Stored records:
______

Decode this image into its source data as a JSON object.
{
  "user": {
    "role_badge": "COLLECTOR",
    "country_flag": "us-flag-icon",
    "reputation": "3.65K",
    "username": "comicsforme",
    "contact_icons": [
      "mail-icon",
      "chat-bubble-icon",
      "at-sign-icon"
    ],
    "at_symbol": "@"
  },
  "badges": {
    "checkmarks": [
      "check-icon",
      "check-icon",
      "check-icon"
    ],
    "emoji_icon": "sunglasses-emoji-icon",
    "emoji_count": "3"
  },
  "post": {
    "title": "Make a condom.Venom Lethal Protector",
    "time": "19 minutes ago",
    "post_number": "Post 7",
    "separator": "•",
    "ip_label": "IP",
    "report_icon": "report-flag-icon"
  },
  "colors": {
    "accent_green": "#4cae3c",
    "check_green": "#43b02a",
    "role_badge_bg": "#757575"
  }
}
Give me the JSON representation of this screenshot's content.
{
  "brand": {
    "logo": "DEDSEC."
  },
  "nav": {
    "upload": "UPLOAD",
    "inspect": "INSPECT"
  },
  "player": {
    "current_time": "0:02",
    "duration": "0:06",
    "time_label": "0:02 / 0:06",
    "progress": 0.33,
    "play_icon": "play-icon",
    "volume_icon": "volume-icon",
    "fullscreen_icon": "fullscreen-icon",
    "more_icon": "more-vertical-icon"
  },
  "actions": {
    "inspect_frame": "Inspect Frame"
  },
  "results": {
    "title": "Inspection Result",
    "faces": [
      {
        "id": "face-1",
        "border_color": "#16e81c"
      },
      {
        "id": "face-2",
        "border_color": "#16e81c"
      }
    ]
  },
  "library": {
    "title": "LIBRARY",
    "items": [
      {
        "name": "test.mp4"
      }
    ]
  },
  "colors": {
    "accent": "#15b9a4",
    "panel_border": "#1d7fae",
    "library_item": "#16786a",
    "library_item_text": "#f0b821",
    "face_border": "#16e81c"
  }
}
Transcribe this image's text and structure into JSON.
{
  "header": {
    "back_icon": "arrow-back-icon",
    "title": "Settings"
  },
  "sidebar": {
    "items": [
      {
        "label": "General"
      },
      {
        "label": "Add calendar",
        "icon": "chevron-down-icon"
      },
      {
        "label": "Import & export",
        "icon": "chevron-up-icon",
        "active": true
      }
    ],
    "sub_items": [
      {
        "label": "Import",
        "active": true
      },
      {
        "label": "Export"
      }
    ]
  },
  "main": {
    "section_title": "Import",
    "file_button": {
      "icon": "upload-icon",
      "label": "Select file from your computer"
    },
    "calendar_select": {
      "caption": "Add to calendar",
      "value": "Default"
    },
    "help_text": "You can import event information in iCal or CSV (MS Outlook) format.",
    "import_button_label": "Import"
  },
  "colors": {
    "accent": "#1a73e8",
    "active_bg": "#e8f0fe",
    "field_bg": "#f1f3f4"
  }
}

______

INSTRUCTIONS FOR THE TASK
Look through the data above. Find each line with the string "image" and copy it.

SOLVED PROBLEM
Decode this image into its source data as a JSON object.
Transcribe this image's text and structure into JSON.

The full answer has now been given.